*** Block opens ***

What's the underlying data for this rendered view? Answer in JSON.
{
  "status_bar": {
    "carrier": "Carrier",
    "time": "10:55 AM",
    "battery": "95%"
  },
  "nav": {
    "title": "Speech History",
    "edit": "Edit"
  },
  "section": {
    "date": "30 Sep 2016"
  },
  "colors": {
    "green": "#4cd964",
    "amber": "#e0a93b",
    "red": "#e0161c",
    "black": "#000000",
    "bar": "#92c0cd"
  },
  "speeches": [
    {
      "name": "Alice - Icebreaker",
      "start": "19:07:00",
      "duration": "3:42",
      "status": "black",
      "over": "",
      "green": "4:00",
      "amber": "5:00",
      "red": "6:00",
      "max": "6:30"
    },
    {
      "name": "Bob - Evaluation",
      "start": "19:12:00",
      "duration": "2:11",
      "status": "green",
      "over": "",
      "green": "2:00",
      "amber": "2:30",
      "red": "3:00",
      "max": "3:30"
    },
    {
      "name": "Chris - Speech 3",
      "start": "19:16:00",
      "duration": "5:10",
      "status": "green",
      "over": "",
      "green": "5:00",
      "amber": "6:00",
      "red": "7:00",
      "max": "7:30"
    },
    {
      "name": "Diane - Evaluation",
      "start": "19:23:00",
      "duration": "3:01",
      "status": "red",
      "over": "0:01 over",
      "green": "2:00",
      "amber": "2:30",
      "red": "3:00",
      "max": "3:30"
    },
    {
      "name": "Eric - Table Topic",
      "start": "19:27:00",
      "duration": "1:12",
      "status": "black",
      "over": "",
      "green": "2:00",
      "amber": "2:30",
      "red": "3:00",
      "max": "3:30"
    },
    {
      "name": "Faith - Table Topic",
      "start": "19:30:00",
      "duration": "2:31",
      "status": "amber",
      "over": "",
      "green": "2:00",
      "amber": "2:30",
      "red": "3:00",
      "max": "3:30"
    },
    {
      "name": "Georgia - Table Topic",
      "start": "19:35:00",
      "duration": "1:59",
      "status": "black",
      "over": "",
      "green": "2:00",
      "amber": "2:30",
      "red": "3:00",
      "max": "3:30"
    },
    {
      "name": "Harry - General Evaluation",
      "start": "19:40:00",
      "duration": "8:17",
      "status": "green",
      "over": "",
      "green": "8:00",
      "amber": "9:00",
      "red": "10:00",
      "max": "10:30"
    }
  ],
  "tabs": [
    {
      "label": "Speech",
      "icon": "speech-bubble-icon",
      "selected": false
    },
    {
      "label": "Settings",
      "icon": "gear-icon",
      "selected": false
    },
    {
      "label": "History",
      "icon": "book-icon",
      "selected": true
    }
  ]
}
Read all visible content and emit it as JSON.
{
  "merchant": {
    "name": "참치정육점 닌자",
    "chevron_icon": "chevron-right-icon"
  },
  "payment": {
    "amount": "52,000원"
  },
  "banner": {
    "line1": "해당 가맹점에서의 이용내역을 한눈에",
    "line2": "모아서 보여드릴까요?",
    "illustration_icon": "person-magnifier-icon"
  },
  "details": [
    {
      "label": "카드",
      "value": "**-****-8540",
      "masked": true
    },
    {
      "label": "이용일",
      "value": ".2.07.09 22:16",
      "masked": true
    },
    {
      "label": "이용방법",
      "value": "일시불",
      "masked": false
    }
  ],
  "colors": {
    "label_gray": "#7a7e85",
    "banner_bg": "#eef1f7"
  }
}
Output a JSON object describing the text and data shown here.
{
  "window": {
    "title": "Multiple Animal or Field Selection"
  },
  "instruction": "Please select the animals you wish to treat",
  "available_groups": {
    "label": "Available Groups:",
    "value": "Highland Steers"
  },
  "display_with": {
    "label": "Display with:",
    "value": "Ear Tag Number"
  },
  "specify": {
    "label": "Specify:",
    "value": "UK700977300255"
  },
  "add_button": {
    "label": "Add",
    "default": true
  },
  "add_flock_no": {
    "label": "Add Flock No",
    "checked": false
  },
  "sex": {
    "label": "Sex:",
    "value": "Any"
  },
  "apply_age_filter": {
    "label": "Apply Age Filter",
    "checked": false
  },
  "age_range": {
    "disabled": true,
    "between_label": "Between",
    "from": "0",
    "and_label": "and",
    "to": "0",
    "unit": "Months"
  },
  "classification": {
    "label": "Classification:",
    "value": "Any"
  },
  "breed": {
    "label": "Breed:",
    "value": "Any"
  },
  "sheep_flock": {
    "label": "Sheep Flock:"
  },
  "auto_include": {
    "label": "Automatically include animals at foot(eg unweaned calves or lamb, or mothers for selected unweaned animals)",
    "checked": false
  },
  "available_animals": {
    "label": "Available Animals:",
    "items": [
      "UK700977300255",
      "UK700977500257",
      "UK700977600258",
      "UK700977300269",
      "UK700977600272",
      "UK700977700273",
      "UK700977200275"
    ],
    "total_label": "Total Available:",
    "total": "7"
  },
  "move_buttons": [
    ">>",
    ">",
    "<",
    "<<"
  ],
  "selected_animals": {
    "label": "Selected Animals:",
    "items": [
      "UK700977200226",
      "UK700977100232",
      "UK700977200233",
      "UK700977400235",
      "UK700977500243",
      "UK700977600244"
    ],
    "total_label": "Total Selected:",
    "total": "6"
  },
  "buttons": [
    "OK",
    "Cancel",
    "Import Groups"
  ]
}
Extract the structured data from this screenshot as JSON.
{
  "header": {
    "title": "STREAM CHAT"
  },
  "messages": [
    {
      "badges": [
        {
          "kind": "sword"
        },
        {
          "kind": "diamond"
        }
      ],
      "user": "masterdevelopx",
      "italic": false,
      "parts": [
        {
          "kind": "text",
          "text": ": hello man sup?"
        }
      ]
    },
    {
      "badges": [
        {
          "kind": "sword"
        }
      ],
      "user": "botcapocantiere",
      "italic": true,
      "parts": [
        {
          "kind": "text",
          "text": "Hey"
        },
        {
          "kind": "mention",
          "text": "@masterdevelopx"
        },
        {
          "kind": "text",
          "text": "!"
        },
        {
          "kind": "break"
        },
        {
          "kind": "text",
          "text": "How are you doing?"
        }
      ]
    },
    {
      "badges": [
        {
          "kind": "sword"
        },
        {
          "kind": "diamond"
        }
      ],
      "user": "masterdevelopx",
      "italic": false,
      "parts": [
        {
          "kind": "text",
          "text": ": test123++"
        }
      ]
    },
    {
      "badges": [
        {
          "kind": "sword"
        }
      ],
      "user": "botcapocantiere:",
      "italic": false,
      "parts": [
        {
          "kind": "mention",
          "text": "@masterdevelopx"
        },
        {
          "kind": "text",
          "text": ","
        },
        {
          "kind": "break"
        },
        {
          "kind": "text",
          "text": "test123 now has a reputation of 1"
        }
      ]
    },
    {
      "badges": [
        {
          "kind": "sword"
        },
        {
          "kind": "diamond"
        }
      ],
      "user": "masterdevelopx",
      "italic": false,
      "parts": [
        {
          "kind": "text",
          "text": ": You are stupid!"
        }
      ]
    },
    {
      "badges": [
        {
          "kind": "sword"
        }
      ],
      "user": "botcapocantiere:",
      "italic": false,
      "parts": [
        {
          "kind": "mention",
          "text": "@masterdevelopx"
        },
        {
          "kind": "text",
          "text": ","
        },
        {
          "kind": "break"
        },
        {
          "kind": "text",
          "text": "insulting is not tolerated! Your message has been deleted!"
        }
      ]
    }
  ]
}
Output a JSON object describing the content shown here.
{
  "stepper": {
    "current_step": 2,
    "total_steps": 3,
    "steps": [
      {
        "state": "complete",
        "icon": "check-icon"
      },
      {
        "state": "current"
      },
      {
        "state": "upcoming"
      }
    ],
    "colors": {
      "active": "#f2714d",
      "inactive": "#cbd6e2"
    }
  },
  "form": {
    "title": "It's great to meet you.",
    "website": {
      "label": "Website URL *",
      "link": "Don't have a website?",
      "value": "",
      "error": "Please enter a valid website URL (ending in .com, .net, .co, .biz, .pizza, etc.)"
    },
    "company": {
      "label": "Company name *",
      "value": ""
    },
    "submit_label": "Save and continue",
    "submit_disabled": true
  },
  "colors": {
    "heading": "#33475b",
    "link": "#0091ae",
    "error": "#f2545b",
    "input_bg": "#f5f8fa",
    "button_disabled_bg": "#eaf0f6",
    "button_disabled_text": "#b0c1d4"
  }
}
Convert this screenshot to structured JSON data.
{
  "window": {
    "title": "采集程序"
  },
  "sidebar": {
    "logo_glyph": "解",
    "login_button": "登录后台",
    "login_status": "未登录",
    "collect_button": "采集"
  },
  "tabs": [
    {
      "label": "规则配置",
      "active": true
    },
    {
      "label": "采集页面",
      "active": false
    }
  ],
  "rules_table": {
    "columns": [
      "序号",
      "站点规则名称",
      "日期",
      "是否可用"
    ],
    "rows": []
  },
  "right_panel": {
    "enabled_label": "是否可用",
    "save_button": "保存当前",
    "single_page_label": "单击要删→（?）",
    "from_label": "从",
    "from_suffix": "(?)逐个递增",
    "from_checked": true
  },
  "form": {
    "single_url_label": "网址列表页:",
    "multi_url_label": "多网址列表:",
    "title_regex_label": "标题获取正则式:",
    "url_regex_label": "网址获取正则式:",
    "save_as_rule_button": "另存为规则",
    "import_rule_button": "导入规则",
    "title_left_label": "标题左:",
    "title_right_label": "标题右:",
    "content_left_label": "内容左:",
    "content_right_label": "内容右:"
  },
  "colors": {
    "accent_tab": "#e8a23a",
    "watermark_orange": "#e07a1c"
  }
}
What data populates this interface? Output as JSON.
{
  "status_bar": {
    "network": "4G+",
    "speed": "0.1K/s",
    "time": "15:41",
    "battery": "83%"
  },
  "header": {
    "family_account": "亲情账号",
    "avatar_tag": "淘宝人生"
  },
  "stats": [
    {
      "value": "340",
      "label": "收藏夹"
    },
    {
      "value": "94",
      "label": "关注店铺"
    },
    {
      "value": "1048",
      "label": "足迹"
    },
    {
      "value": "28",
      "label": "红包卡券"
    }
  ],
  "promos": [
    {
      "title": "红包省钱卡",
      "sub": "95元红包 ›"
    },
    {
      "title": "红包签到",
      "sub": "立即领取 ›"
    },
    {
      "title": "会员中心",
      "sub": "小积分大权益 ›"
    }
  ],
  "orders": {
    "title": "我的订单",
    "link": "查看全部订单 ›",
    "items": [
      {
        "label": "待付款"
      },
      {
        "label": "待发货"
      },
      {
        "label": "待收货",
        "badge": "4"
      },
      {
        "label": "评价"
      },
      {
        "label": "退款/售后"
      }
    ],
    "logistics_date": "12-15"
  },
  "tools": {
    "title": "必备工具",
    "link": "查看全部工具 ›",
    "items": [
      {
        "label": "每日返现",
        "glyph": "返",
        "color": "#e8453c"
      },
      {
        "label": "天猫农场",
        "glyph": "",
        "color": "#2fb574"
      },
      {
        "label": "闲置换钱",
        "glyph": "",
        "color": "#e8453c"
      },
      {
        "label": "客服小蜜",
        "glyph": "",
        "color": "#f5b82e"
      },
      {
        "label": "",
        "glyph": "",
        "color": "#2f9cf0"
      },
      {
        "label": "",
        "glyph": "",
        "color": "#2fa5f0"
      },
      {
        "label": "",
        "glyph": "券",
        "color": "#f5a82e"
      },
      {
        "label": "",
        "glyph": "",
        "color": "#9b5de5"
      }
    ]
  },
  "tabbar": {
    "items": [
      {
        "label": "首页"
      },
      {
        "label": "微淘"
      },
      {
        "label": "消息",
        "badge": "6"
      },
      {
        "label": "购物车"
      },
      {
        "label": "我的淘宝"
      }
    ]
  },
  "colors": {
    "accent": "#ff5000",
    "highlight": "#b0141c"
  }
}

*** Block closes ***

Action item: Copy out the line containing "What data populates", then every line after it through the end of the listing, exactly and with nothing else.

Completed exercise:
What data populates this interface? Output as JSON.
{
  "status_bar": {
    "network": "4G+",
    "speed": "0.1K/s",
    "time": "15:41",
    "battery": "83%"
  },
  "header": {
    "family_account": "亲情账号",
    "avatar_tag": "淘宝人生"
  },
  "stats": [
    {
      "value": "340",
      "label": "收藏夹"
    },
    {
      "value": "94",
      "label": "关注店铺"
    },
    {
      "value": "1048",
      "label": "足迹"
    },
    {
      "value": "28",
      "label": "红包卡券"
    }
  ],
  "promos": [
    {
      "title": "红包省钱卡",
      "sub": "95元红包 ›"
    },
    {
      "title": "红包签到",
      "sub": "立即领取 ›"
    },
    {
      "title": "会员中心",
      "sub": "小积分大权益 ›"
    }
  ],
  "orders": {
    "title": "我的订单",
    "link": "查看全部订单 ›",
    "items": [
      {
        "label": "待付款"
      },
      {
        "label": "待发货"
      },
      {
        "label": "待收货",
        "badge": "4"
      },
      {
        "label": "评价"
      },
      {
        "label": "退款/售后"
      }
    ],
    "logistics_date": "12-15"
  },
  "tools": {
    "title": "必备工具",
    "link": "查看全部工具 ›",
    "items": [
      {
        "label": "每日返现",
        "glyph": "返",
        "color": "#e8453c"
      },
      {
        "label": "天猫农场",
        "glyph": "",
        "color": "#2fb574"
      },
      {
        "label": "闲置换钱",
        "glyph": "",
        "color": "#e8453c"
      },
      {
        "label": "客服小蜜",
        "glyph": "",
        "color": "#f5b82e"
      },
      {
        "label": "",
        "glyph": "",
        "color": "#2f9cf0"
      },
      {
        "label": "",
        "glyph": "",
        "color": "#2fa5f0"
      },
      {
        "label": "",
        "glyph": "券",
        "color": "#f5a82e"
      },
      {
        "label": "",
        "glyph": "",
        "color": "#9b5de5"
      }
    ]
  },
  "tabbar": {
    "items": [
      {
        "label": "首页"
      },
      {
        "label": "微淘"
      },
      {
        "label": "消息",
        "badge": "6"
      },
      {
        "label": "购物车"
      },
      {
        "label": "我的淘宝"
      }
    ]
  },
  "colors": {
    "accent": "#ff5000",
    "highlight": "#b0141c"
  }
}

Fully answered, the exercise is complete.